Exercise goal:
Search the material for the string "JSON" and copy each line where it occurs.

Dataset records:
= = = = = = =
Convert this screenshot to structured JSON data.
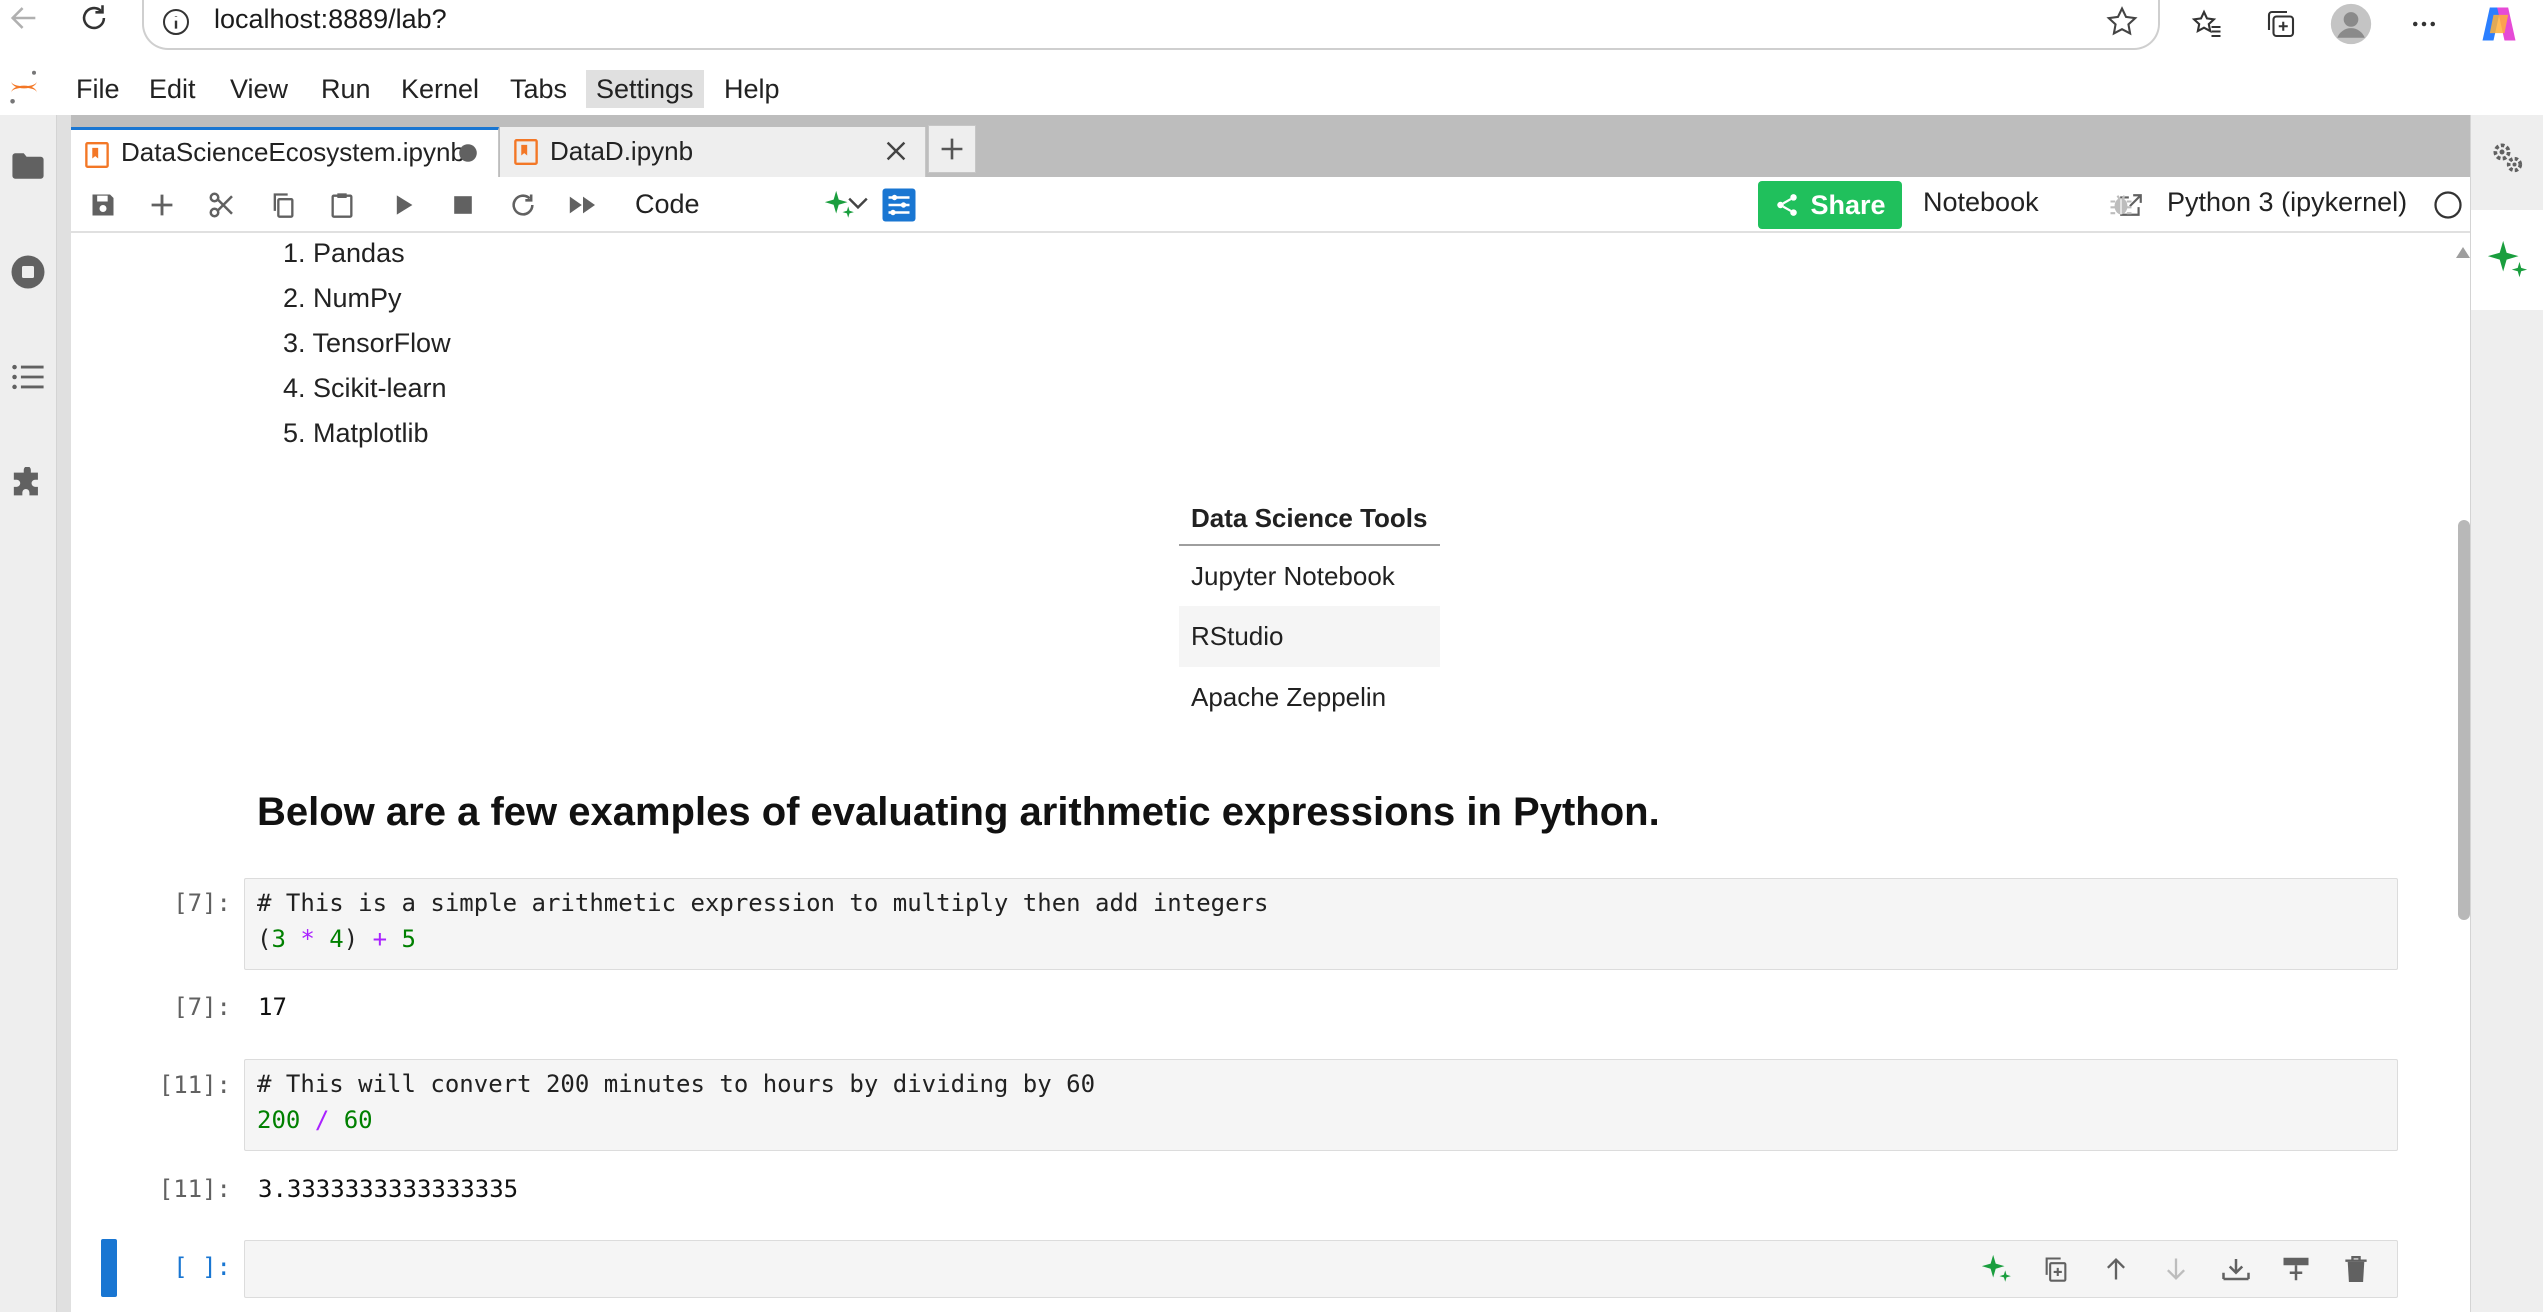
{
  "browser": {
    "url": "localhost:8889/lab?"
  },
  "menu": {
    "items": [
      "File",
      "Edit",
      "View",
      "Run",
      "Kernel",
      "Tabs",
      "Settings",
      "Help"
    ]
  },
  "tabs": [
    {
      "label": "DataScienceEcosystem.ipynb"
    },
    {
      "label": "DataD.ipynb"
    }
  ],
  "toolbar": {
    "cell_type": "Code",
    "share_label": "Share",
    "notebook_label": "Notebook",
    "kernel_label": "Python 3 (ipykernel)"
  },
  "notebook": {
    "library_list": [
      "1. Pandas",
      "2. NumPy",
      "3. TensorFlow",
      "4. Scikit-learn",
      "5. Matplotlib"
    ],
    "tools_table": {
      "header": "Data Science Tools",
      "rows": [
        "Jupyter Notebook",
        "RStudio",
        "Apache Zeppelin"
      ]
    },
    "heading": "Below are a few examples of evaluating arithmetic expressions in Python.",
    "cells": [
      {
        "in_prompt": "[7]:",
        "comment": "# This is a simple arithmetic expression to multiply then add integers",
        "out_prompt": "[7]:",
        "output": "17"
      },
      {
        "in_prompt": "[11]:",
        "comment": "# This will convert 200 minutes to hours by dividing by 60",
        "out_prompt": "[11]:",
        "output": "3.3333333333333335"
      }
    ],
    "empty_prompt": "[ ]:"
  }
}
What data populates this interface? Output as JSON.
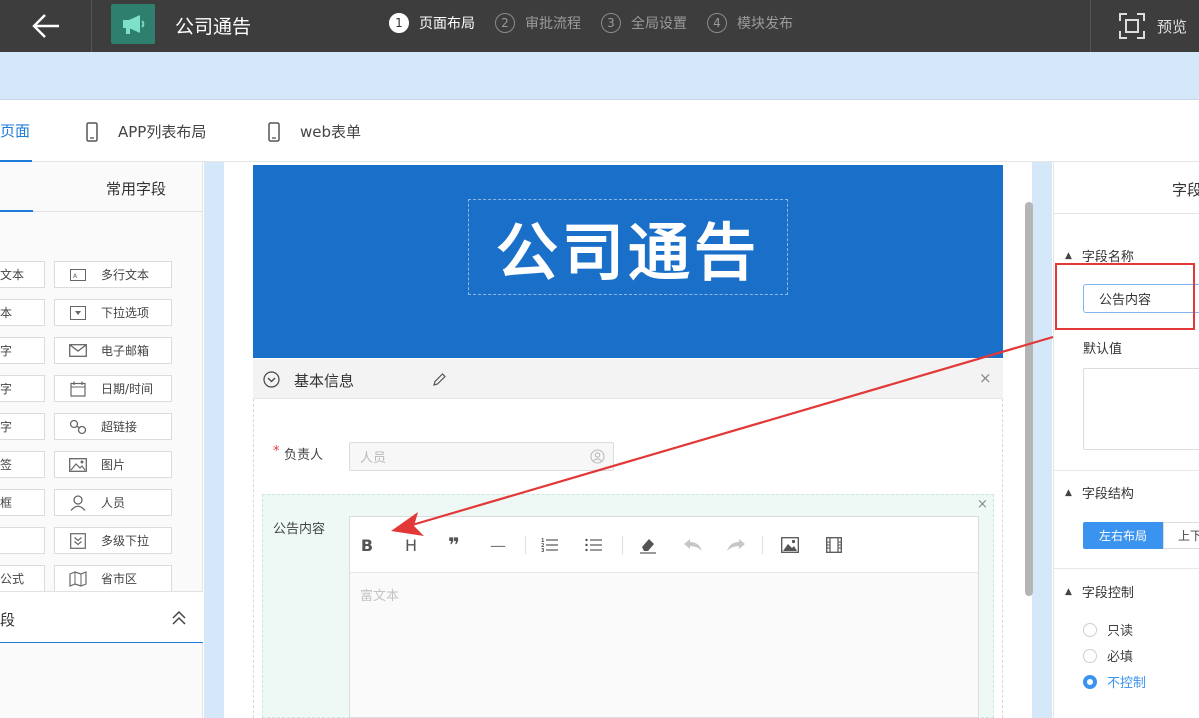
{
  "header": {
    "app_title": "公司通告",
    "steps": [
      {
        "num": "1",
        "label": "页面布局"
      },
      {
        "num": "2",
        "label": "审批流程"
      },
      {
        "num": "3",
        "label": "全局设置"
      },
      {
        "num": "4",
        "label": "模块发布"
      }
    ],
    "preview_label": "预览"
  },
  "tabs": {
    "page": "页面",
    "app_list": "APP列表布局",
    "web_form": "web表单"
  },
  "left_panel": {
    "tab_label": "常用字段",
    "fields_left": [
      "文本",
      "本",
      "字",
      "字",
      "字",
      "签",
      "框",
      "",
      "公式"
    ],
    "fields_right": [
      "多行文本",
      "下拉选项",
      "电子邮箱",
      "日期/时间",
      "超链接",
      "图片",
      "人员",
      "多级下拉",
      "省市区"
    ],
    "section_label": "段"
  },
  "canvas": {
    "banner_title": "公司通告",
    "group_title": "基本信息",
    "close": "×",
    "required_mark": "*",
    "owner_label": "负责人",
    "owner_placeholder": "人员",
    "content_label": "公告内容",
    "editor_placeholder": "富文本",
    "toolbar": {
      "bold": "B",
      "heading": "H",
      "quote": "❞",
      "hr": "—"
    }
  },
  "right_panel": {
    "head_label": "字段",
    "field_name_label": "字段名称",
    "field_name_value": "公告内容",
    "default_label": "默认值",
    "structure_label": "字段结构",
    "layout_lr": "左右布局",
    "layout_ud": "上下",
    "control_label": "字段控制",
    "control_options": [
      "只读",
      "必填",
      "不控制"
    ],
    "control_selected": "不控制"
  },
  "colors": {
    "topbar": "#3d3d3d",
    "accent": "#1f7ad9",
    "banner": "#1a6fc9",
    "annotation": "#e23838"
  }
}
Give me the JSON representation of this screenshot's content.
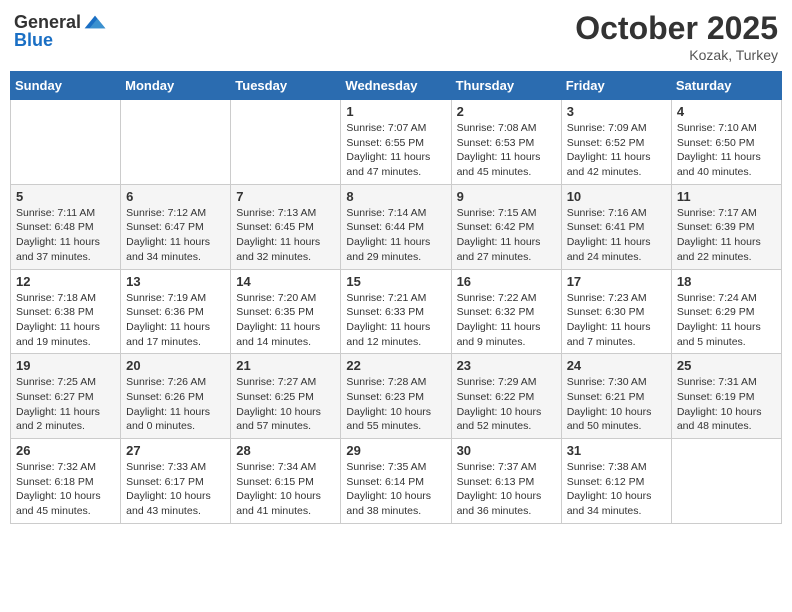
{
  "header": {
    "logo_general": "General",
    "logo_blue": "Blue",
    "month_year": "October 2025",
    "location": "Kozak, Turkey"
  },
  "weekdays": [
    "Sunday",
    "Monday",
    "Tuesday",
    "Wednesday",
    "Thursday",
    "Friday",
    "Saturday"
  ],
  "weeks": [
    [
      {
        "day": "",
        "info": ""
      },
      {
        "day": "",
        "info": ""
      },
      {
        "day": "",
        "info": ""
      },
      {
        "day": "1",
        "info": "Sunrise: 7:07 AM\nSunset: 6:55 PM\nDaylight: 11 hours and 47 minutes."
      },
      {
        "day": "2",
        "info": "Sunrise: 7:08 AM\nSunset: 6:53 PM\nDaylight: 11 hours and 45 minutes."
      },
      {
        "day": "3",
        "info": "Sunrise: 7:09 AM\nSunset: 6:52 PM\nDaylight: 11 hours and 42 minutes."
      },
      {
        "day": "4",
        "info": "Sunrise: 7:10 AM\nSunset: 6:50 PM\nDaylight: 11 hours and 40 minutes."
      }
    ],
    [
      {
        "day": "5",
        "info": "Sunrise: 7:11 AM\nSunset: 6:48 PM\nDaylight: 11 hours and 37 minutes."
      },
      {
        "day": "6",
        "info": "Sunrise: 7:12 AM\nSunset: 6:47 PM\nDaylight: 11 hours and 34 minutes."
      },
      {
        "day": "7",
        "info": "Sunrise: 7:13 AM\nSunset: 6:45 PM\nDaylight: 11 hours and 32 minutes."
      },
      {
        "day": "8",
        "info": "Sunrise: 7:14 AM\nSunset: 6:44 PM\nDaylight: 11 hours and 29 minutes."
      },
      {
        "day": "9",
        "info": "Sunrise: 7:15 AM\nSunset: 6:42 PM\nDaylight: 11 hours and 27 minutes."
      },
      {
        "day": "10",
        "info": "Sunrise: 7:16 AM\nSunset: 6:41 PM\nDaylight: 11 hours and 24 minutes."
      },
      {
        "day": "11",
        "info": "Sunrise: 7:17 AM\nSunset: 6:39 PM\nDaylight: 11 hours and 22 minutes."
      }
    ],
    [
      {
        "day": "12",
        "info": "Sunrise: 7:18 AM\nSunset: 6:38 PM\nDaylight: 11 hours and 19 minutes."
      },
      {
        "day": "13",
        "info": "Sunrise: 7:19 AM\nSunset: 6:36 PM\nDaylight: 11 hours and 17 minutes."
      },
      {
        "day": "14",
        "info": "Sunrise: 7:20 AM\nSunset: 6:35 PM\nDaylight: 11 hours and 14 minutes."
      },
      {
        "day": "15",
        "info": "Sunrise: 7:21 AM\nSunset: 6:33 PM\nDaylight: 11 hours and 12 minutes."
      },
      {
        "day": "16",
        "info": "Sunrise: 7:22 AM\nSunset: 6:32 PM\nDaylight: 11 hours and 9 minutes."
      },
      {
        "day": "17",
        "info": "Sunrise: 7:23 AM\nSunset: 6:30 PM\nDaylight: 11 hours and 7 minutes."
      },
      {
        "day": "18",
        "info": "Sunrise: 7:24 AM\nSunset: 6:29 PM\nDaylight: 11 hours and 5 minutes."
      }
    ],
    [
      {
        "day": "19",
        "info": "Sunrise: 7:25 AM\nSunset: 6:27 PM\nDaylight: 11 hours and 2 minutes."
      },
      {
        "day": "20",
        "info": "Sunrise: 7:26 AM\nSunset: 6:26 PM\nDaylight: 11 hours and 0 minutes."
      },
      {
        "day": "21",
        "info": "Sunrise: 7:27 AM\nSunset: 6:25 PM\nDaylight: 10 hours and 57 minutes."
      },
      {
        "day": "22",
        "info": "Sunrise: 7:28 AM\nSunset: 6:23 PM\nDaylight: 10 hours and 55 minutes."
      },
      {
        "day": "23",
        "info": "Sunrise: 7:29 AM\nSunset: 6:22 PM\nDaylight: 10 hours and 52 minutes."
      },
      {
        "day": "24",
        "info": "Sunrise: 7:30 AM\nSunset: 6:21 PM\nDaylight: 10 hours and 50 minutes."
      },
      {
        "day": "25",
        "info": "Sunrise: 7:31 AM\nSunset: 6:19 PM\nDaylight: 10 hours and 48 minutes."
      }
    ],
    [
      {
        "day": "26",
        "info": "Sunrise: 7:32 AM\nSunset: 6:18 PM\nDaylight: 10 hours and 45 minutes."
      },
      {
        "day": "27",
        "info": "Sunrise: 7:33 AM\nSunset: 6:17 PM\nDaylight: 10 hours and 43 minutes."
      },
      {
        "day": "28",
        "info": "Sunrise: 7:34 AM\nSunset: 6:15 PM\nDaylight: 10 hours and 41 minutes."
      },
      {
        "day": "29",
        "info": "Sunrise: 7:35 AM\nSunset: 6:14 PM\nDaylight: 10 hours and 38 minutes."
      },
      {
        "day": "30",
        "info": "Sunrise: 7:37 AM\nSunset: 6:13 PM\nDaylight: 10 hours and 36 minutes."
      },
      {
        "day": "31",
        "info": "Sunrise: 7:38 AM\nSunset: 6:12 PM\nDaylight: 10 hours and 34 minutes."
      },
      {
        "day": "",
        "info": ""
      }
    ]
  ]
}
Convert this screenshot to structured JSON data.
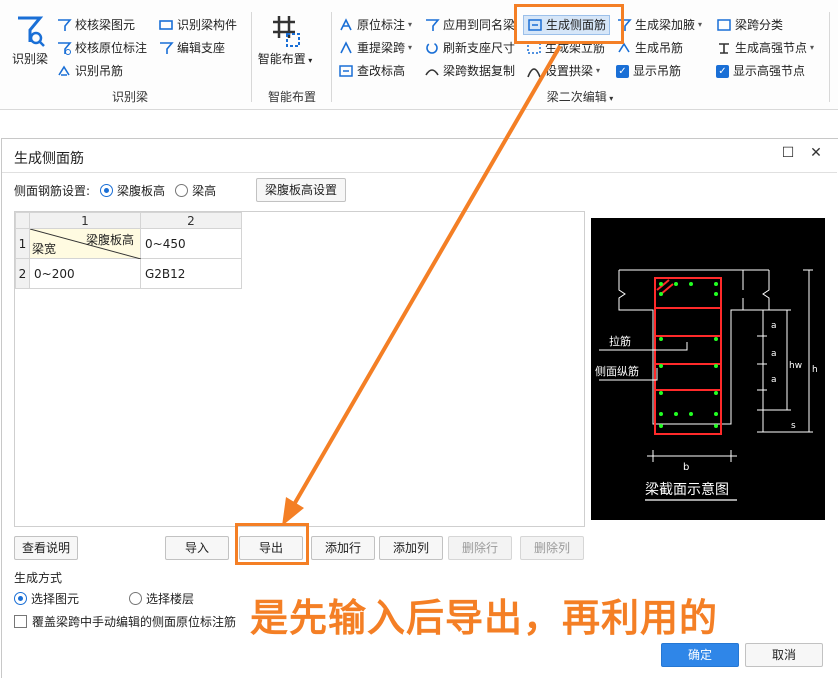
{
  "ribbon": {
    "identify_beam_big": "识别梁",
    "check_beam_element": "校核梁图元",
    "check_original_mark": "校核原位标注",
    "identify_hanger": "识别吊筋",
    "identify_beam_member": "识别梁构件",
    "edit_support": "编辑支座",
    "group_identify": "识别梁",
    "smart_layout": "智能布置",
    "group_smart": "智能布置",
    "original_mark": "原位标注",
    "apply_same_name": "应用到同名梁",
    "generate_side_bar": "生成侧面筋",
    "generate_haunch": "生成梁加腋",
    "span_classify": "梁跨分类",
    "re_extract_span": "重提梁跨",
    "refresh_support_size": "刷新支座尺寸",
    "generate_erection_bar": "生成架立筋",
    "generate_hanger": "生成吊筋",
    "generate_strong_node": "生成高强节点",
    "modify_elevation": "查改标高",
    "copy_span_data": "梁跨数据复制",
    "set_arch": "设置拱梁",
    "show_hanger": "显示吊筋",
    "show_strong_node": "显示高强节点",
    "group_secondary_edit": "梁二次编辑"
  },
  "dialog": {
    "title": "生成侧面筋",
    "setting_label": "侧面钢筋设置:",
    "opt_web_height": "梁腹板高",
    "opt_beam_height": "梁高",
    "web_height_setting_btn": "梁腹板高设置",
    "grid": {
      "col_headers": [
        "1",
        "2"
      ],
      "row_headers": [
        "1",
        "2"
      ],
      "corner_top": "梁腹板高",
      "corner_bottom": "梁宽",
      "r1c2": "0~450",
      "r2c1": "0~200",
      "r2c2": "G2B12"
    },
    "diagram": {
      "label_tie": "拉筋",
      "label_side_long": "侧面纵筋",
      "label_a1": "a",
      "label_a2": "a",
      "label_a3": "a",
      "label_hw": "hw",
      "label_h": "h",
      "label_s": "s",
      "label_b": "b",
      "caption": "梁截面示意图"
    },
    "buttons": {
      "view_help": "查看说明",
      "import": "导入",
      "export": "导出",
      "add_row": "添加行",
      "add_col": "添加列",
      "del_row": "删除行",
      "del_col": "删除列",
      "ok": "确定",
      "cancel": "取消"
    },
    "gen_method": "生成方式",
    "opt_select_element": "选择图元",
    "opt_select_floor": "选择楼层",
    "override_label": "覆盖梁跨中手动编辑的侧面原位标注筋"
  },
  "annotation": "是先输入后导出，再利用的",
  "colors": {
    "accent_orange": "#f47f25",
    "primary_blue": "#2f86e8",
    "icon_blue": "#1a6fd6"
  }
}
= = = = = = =
The completed task:
Convert this screenshot to structured JSON data.
What data populates this interface? Output as JSON.
Give me the JSON representation of this screenshot's content.
Convert this screenshot to structured JSON data.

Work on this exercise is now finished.